— TASK GOAL —
What is the number of lines below that hold "label"? Answer with that number only.

— Items from an interface collection —

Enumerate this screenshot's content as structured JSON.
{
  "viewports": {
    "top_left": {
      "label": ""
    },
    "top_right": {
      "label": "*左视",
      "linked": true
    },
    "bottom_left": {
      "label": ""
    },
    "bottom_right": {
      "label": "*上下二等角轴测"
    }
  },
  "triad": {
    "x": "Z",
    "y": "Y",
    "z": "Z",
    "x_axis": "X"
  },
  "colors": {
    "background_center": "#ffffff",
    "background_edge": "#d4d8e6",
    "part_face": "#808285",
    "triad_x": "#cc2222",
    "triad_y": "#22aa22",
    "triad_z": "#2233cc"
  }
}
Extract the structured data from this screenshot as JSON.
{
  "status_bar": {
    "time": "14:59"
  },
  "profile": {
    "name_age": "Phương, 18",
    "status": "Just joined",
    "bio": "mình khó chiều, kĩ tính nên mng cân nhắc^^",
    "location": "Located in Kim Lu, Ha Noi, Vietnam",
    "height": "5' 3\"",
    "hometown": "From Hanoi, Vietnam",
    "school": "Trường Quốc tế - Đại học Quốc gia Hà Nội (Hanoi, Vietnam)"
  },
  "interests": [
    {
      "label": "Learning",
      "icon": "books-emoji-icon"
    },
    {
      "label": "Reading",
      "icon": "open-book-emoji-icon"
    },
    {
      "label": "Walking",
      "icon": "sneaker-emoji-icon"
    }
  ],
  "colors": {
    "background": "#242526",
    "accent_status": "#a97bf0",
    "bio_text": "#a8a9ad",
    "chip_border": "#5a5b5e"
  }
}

— TASK OUTPUT —
7